Exploring Sweden – Practical and Travel Information

With Sweden growing rapidly as an important tourist destination, standards in the travel industry have improved greatly. Foreign visitors will enjoy a comfortable stay in Sweden, not least because most people speak English. Sweden’s infrastructure is constantly being improved – there are many new highways and the rail system has recently been upgraded for high-speed trains. There is also a direct link to Denmark via the new Öresund Bridge. In Stockholm, public transportation on buses, subway trains, ferries, and local trains is efficient, and covers the entire city and surrounding region.

VISA REQUIREMENTS

Passports are not required for visitors from most EU countries, but visitors from the US, Canada, the UK, Ireland, Australia, and New Zealand still need a valid passport. Citizens of almost all countries can enter Sweden without a visa.

PERSONAL SECURITY

Violent crime against tourists is rare in Sweden, although pickpockets are known to frequent the busier pedestrian shopping streets in the main cities. Sweden has a well developed network of emergency services, which are efficient and reliable. Swedish police are extremely helpful and most speak good English.

HEALTH ISSUES

No special vaccinations are necessary to visit Sweden. Hygiene standards are among the highest in the world, and the tap water is safe to drink.

For prescription and nonprescription medicines visit a pharmacy (apotek), open during normal store hours. A 24-hour apotek service is also available in major cities.

CURRENCY AND BANKING

The Swedish unit of currency is the krona, abbreviated to SEK or kr. Banking hours are generally 10am-3pm Monday to Friday, though some banks stay open until 6pm at least one day a week. Traveler’s checks can be changed at all banks. Bureaux de change are located throughout the main cities and airports, and normally provide a better exchange rate than banks.

All the well-known credit cards are widely accepted in Sweden. Withdrawals can be made from cash machines using all internationally accepted credit cards.

COMMUNICATIONS

Public telephone kiosks are owned by the state-run Telia company, and are usually operated by card only. Phone cards can be bought at tobacconists and newspaper kiosks, though normal credit cards or international telephone cards work just as well.
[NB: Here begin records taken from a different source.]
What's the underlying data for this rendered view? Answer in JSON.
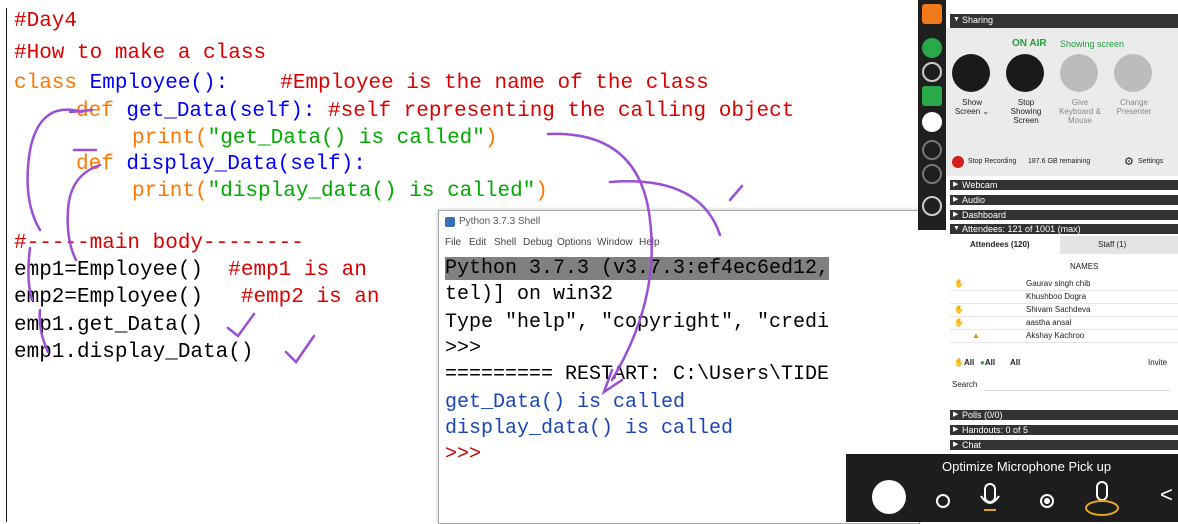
{
  "editor": {
    "lines": {
      "l1": "#Day4",
      "l2": "#How to make a class",
      "l3_kw": "class",
      "l3_name": " Employee():",
      "l3_comment": "#Employee is the name of the class",
      "l4_kw": "def",
      "l4_name": " get_Data(self):",
      "l4_comment": " #self representing the calling object",
      "l5_kw": "print(",
      "l5_str": "\"get_Data() is called\"",
      "l5_end": ")",
      "l6_kw": "def",
      "l6_name": " display_Data(self):",
      "l7_kw": "print(",
      "l7_str": "\"display_data() is called\"",
      "l7_end": ")",
      "l8": "#-----main body--------",
      "l9_code": "emp1=Employee()",
      "l9_comment": "  #emp1 is an",
      "l10_code": "emp2=Employee()",
      "l10_comment": "   #emp2 is an",
      "l11": "emp1.get_Data()",
      "l12": "emp1.display_Data()"
    }
  },
  "shell": {
    "title": "Python 3.7.3 Shell",
    "menu": [
      "File",
      "Edit",
      "Shell",
      "Debug",
      "Options",
      "Window",
      "Help"
    ],
    "line1": "Python 3.7.3 (v3.7.3:ef4ec6ed12,",
    "line2": "tel)] on win32",
    "line3": "Type \"help\", \"copyright\", \"credi",
    "line4": ">>>",
    "line5": "========= RESTART: C:\\Users\\TIDE",
    "line6": "get_Data() is called",
    "line7": "display_data() is called",
    "line8": ">>>"
  },
  "panel": {
    "sharing_title": "Sharing",
    "on_air": "ON AIR",
    "showing_screen": "Showing screen",
    "btn_show_l1": "Show",
    "btn_show_l2": "Screen",
    "btn_stop_l1": "Stop",
    "btn_stop_l2": "Showing",
    "btn_stop_l3": "Screen",
    "btn_give_l1": "Give",
    "btn_give_l2": "Keyboard &",
    "btn_give_l3": "Mouse",
    "btn_change_l1": "Change",
    "btn_change_l2": "Presenter",
    "stop_recording": "Stop Recording",
    "remaining": "187.6 GB remaining",
    "settings": "Settings",
    "webcam": "Webcam",
    "audio": "Audio",
    "dashboard": "Dashboard",
    "attendees_header": "Attendees: 121 of 1001 (max)",
    "tab_attendees": "Attendees (120)",
    "tab_staff": "Staff (1)",
    "col_names": "NAMES",
    "attendees": [
      "Gaurav singh chib",
      "Khushboo Dogra",
      "Shivam Sachdeva",
      "aastha ansal",
      "Akshay Kachroo"
    ],
    "all1": "All",
    "all2": "All",
    "all3": "All",
    "invite": "Invite",
    "search_label": "Search",
    "polls": "Polls (0/0)",
    "handouts": "Handouts: 0 of 5",
    "chat": "Chat"
  },
  "mic": {
    "title": "Optimize Microphone Pick up"
  },
  "colors": {
    "comment": "#dd0000",
    "keyword": "#ff7700",
    "def_name": "#0000ff",
    "string": "#00aa00",
    "ink": "#9b4fd6",
    "on_air": "#1f9e3a"
  }
}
Post offices are open from 10am to 6pm on weekdays and from 10am to 1pm on Saturdays. Many of the post offices have recently been closed and postal services moved to gas stations and stores instead. Stamps can be purchased at these locations as well as at post offices, Pressbyran kiosks, and tourist information offices.